Perry/dude, please invest in a spell checker or a 12 step program to help with you you deal with your unintelligible rants.
Right on, and how many times has he criticized the IME for the same?
@aodaho......(She said "it could be a"......)
And, isn`t half a loaf better than nothing?
Kiki, not sure you notice but the article was about wind. Not solar, which i understand you have a personal, financial interest in it's success.
wrv Idaho - you hit the nail squarely on the head about Kiki's devotion to solar.
No IME coverage on this until someone wrote a letter to the paper (um, who would that have been?). 24% of respondents in this week’s IME survey indicate they know little about it. Perhaps the IME held off writing about this given that Lava Ridge has been a consistent advertiser in the paper. This is a massive project that uses public lands for public profit with little benefit to people who currently live and work in Idaho. It is refreshing to see our elected officials unified in opposition to this.
Our elected officials should present their alternatives.

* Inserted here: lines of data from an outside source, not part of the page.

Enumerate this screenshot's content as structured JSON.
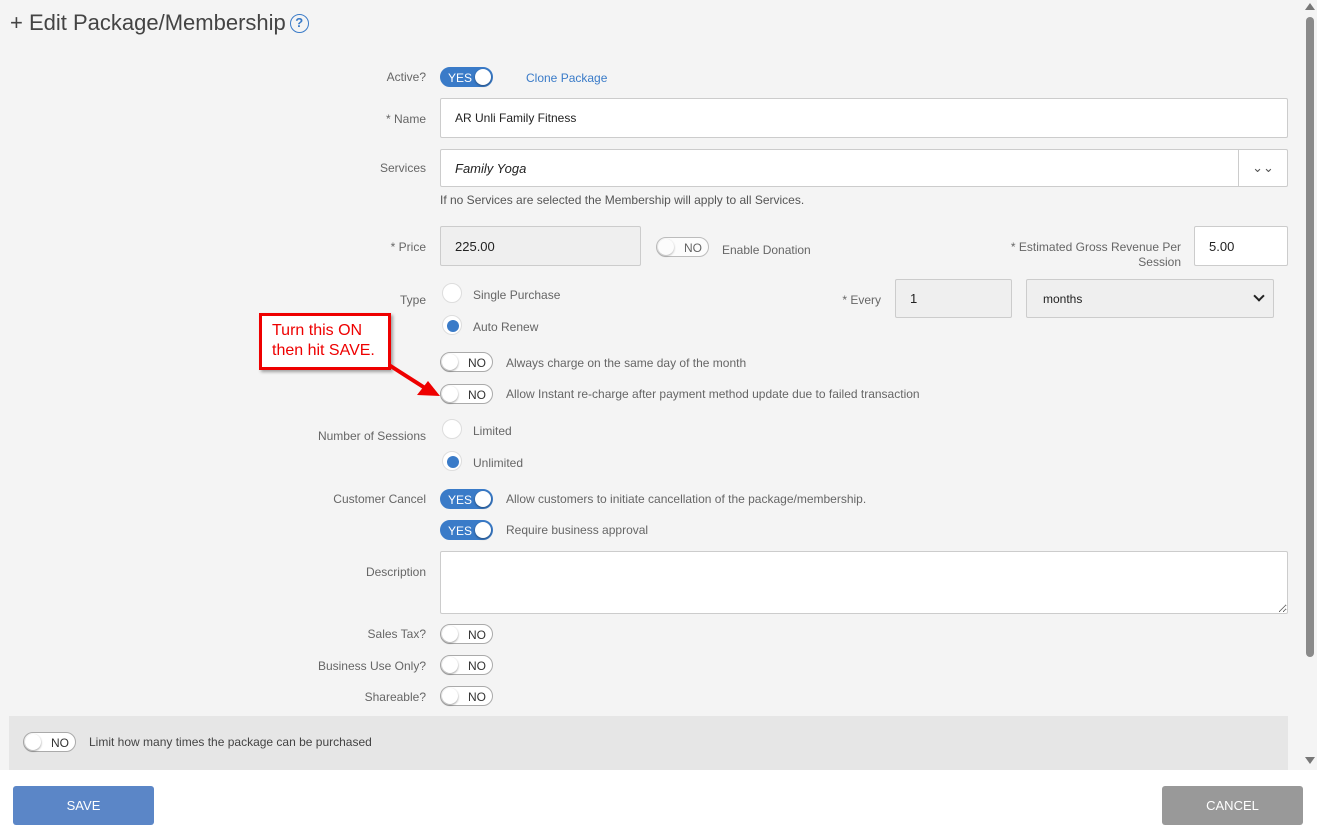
{
  "header": {
    "title": "+ Edit Package/Membership",
    "help_glyph": "?"
  },
  "active": {
    "label": "Active?",
    "toggle": "YES",
    "clone_link": "Clone Package"
  },
  "name": {
    "label": "* Name",
    "value": "AR Unli Family Fitness"
  },
  "services": {
    "label": "Services",
    "value": "Family Yoga",
    "help": "If no Services are selected the Membership will apply to all Services.",
    "expand_glyph": "⌄⌄"
  },
  "price": {
    "label": "* Price",
    "value": "225.00",
    "donation_toggle": "NO",
    "donation_label": "Enable Donation"
  },
  "revenue": {
    "label_line1": "* Estimated Gross Revenue Per",
    "label_line2": "Session",
    "value": "5.00"
  },
  "type": {
    "label": "Type",
    "options": [
      "Single Purchase",
      "Auto Renew"
    ],
    "selected": "Auto Renew",
    "every_label": "* Every",
    "every_value": "1",
    "period": "months"
  },
  "callout": {
    "line1": "Turn this ON",
    "line2": "then hit SAVE.",
    "color": "#e00000"
  },
  "charge_options": [
    {
      "toggle": "NO",
      "label": "Always charge on the same day of the month"
    },
    {
      "toggle": "NO",
      "label": "Allow Instant re-charge after payment method update due to failed transaction"
    }
  ],
  "sessions": {
    "label": "Number of Sessions",
    "options": [
      "Limited",
      "Unlimited"
    ],
    "selected": "Unlimited"
  },
  "customer_cancel": {
    "label": "Customer Cancel",
    "toggle1": "YES",
    "text1": "Allow customers to initiate cancellation of the package/membership.",
    "toggle2": "YES",
    "text2": "Require business approval"
  },
  "description": {
    "label": "Description",
    "value": ""
  },
  "sales_tax": {
    "label": "Sales Tax?",
    "toggle": "NO"
  },
  "business_use": {
    "label": "Business Use Only?",
    "toggle": "NO"
  },
  "shareable": {
    "label": "Shareable?",
    "toggle": "NO"
  },
  "limit": {
    "toggle": "NO",
    "label": "Limit how many times the package can be purchased"
  },
  "footer": {
    "save": "SAVE",
    "cancel": "CANCEL"
  },
  "colors": {
    "accent": "#3a7bc8",
    "save_button": "#5b86c7",
    "cancel_button": "#999999"
  }
}
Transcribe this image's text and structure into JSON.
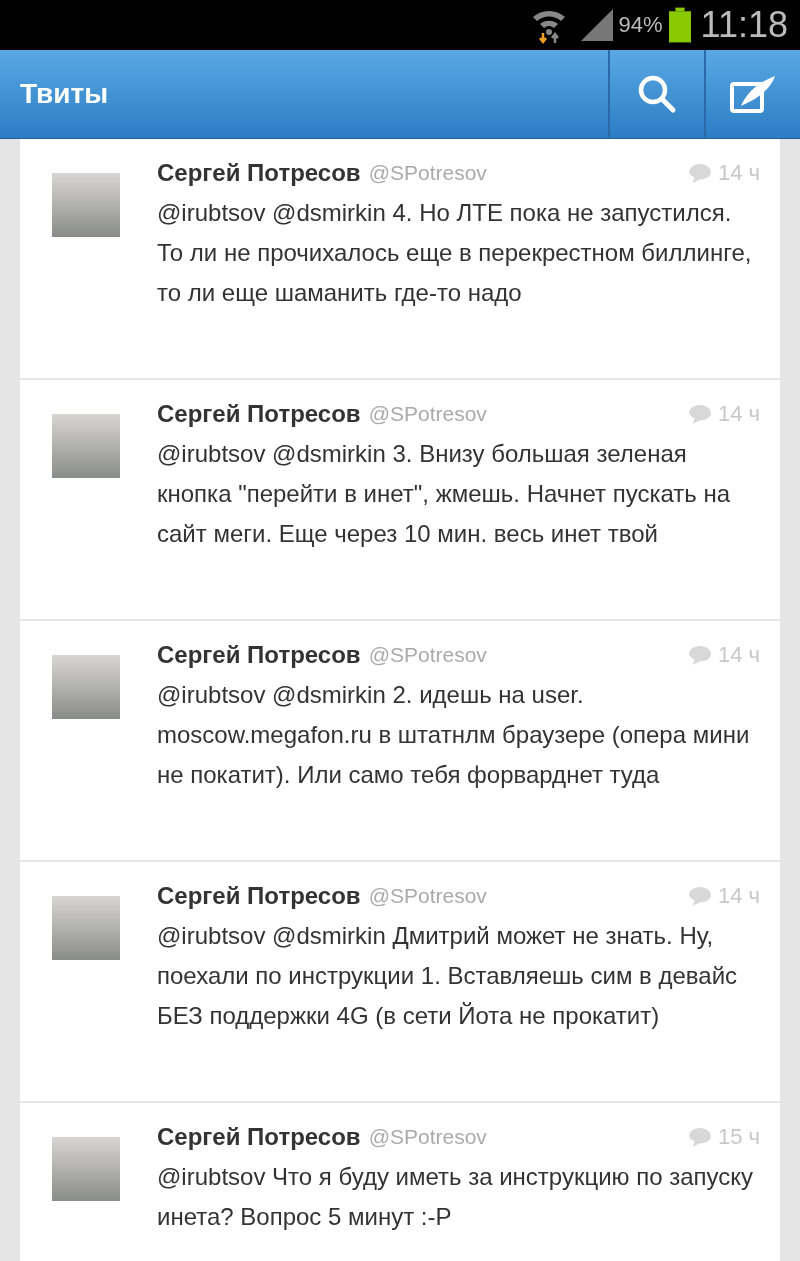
{
  "status_bar": {
    "battery_text": "94%",
    "time": "11:18"
  },
  "action_bar": {
    "title": "Твиты"
  },
  "tweets": [
    {
      "name": "Сергей Потресов",
      "handle": "@SPotresov",
      "time": "14 ч",
      "text": "@irubtsov @dsmirkin 4. Но ЛТЕ пока не запустился. То ли не прочихалось еще в перекрестном биллинге, то ли еще шаманить где-то надо"
    },
    {
      "name": "Сергей Потресов",
      "handle": "@SPotresov",
      "time": "14 ч",
      "text": "@irubtsov @dsmirkin 3. Внизу большая зеленая кнопка \"перейти в инет\", жмешь. Начнет пускать на сайт меги. Еще через 10 мин. весь инет твой"
    },
    {
      "name": "Сергей Потресов",
      "handle": "@SPotresov",
      "time": "14 ч",
      "text": "@irubtsov @dsmirkin 2. идешь на user. moscow.megafon.ru в штатнлм браузере (опера мини не покатит). Или само тебя форварднет туда"
    },
    {
      "name": "Сергей Потресов",
      "handle": "@SPotresov",
      "time": "14 ч",
      "text": "@irubtsov @dsmirkin Дмитрий может не знать. Ну, поехали по инструкции 1. Вставляешь сим в девайс БЕЗ поддержки 4G (в сети Йота не прокатит)"
    },
    {
      "name": "Сергей Потресов",
      "handle": "@SPotresov",
      "time": "15 ч",
      "text": "@irubtsov Что я буду иметь за инструкцию по запуску инета? Вопрос 5 минут :-P"
    }
  ]
}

Alternatives for what? Power generation for California—that’s what this is being built for. Why don’t they do offshore wind off the CA coast?

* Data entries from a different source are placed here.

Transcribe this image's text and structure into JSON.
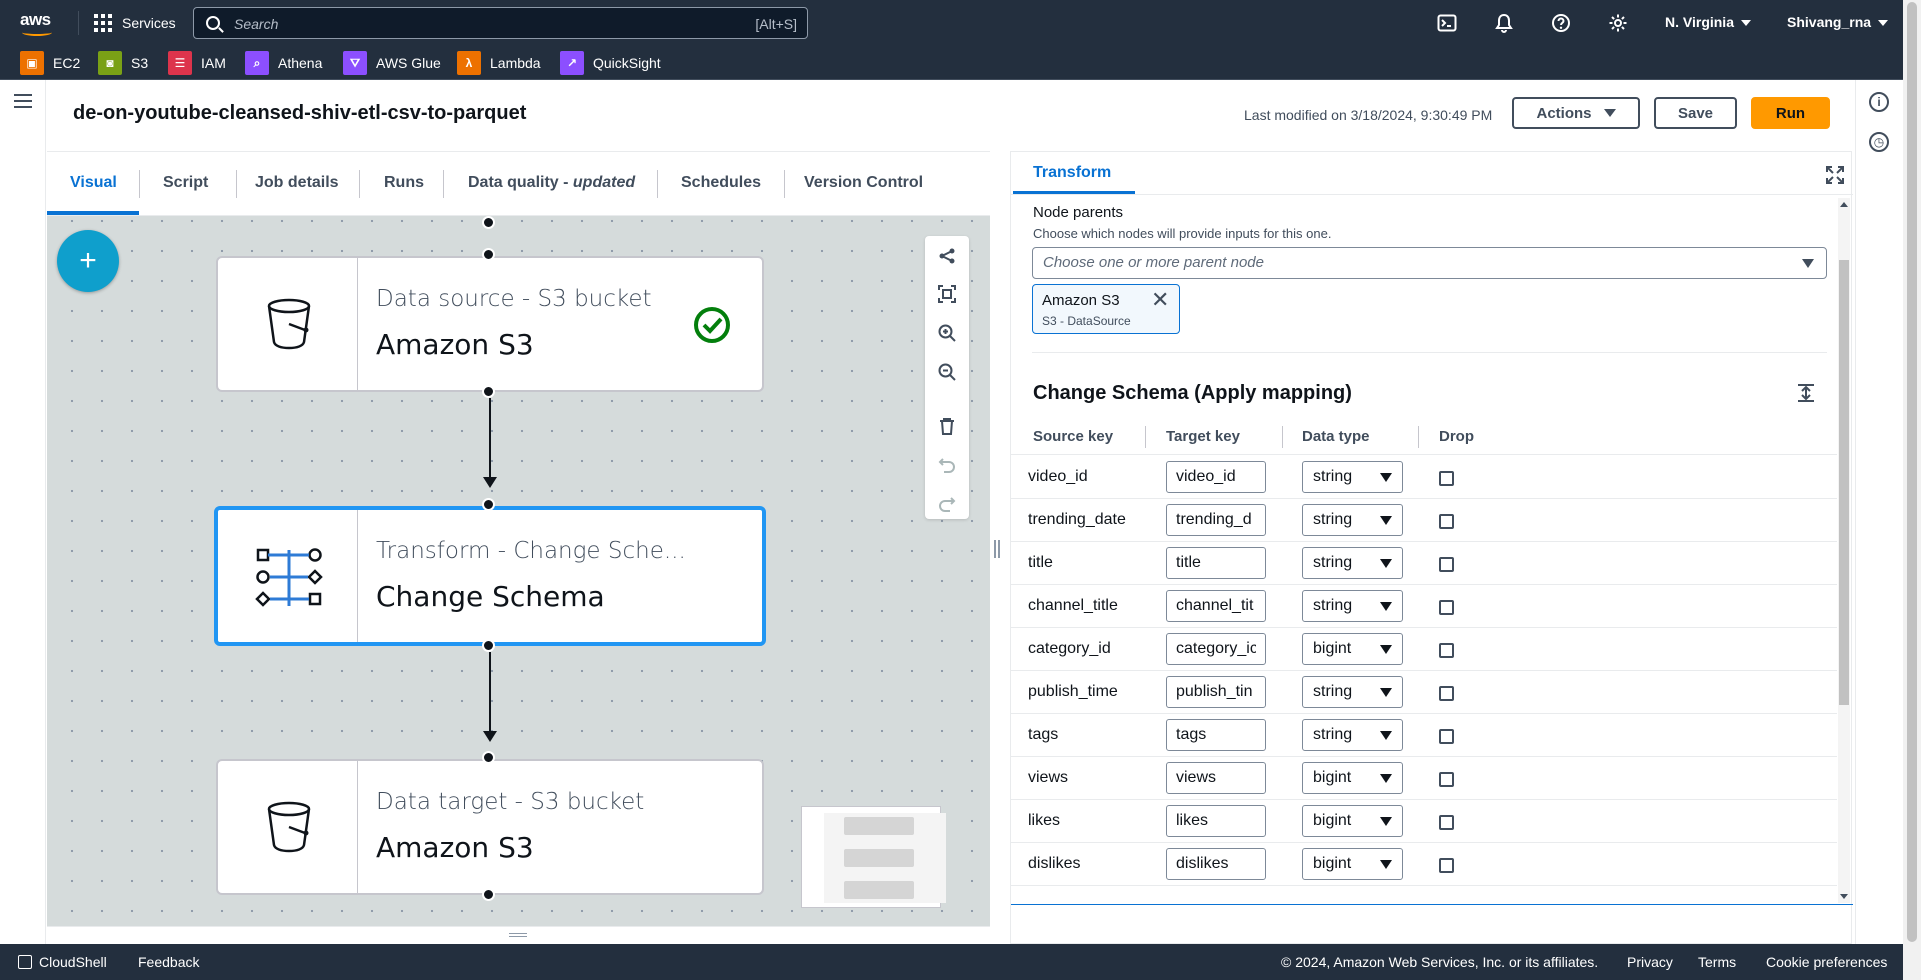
{
  "nav": {
    "brand": "aws",
    "services_label": "Services",
    "search_placeholder": "Search",
    "search_shortcut": "[Alt+S]",
    "region": "N. Virginia",
    "user": "Shivang_rna",
    "favorites": [
      {
        "label": "EC2",
        "color": "#ed7100"
      },
      {
        "label": "S3",
        "color": "#7aa116"
      },
      {
        "label": "IAM",
        "color": "#dd344c"
      },
      {
        "label": "Athena",
        "color": "#8c4fff"
      },
      {
        "label": "AWS Glue",
        "color": "#8c4fff"
      },
      {
        "label": "Lambda",
        "color": "#ed7100"
      },
      {
        "label": "QuickSight",
        "color": "#8c4fff"
      }
    ]
  },
  "header": {
    "job_name": "de-on-youtube-cleansed-shiv-etl-csv-to-parquet",
    "last_modified": "Last modified on 3/18/2024, 9:30:49 PM",
    "actions_label": "Actions",
    "save_label": "Save",
    "run_label": "Run"
  },
  "tabs": {
    "visual": "Visual",
    "script": "Script",
    "job_details": "Job details",
    "runs": "Runs",
    "data_quality": "Data quality - ",
    "data_quality_badge": "updated",
    "schedules": "Schedules",
    "version_control": "Version Control"
  },
  "canvas": {
    "nodes": [
      {
        "kind": "Data source - S3 bucket",
        "name": "Amazon S3",
        "status": "success"
      },
      {
        "kind": "Transform - Change Sche...",
        "name": "Change Schema"
      },
      {
        "kind": "Data target - S3 bucket",
        "name": "Amazon S3"
      }
    ]
  },
  "panel": {
    "tab": "Transform",
    "node_parents_label": "Node parents",
    "node_parents_desc": "Choose which nodes will provide inputs for this one.",
    "node_parents_placeholder": "Choose one or more parent node",
    "token_name": "Amazon S3",
    "token_desc": "S3 - DataSource",
    "section_title": "Change Schema (Apply mapping)",
    "columns": [
      "Source key",
      "Target key",
      "Data type",
      "Drop"
    ],
    "rows": [
      {
        "source": "video_id",
        "target": "video_id",
        "type": "string"
      },
      {
        "source": "trending_date",
        "target": "trending_d",
        "type": "string"
      },
      {
        "source": "title",
        "target": "title",
        "type": "string"
      },
      {
        "source": "channel_title",
        "target": "channel_tit",
        "type": "string"
      },
      {
        "source": "category_id",
        "target": "category_ic",
        "type": "bigint"
      },
      {
        "source": "publish_time",
        "target": "publish_tin",
        "type": "string"
      },
      {
        "source": "tags",
        "target": "tags",
        "type": "string"
      },
      {
        "source": "views",
        "target": "views",
        "type": "bigint"
      },
      {
        "source": "likes",
        "target": "likes",
        "type": "bigint"
      },
      {
        "source": "dislikes",
        "target": "dislikes",
        "type": "bigint"
      }
    ]
  },
  "footer": {
    "cloudshell": "CloudShell",
    "feedback": "Feedback",
    "copyright": "© 2024, Amazon Web Services, Inc. or its affiliates.",
    "privacy": "Privacy",
    "terms": "Terms",
    "cookie": "Cookie preferences"
  },
  "colors": {
    "nav_bg": "#232f3e",
    "primary_blue": "#0972d3",
    "run_orange": "#ff9900",
    "add_button": "#0f9fcc",
    "success_green": "#037f0c",
    "canvas_bg": "#d5dbdb"
  }
}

Alternatives for our local energy needs.
I do find it a wee bit hypocritical to argue against selling wind power to California while we it the Wood River Valley are using energy derived from burning coal in Wyoming (and calling it "green" energy).
But don`t get me wrong, I don`t want windmills out there. I want a regional airport at Magic to replace Friedman.[beam]
*Sun Valley Magic International*
Cheaper to con their way on to public land and cheat Idahoans.
Perry, didn't your parents ever teach you about sharing? Your views are more than a bit myopic.
HPB is a self-proclaimed expert in offshore wind, admonishing the state of CA for not considering this option? What is the downside from an Idaho business selling its product outside of Idaho? Isn't that what happens with all of our agriculture production? Have you tried to buy an Idaho potato in Idaho. Your bloviating continues and has become my entertainment on Wed & Fri. Yes, I must lead a boring life, but it includes staying up to date on current events around here and fact checking most things. Your potshots are annoying while at the same time entertaining. Keep up the BS.
Perry, IME is part of the growth machine, they censor criticism and promote out of control growth mean while putting on facade of being fair minded liberals.
My experience with the Mountain Express is quite different. Yes, they push/publish populism opinions. That said, they also allow a extremist views to dominate the conversation.
I agree with wrv Idaho.
HPB, are you taking credit for exposing this plot to take advantage of Idahoans? Where have you been?? Do you rely solely on the IME to bring you news of current events?? Wake up, go 12-step, or quietly fade into the Neverland.
Surely wind turbans should never interfere with the blight of welfare cattle grazing operations on our public lands!
Wind turbines are a blight to the landscape, the environment and are a complete sham of an energy resource. The current energy sources are laughable compared to the technology that’s been available (but would put entire industries out of business.) This - and other “green energy” measures are a vehicle for payoff. The US government has made money laundering an art form. The question to ask is who is paying who to install these steel dinosaurs on the land? And the more interesting question: How much are they getting? The manufacturer, the land owner, the BLM. All of it. Follow the money. Always follow the money.
"LS Power, a New York-based energy company, wants to construct 400 wind turbines across 75,000 acres of Idaho public lands. Contrary to local media reports, the energy generated from these turbines will not be for Idaho users but residents in California."
Welcome to the discussion.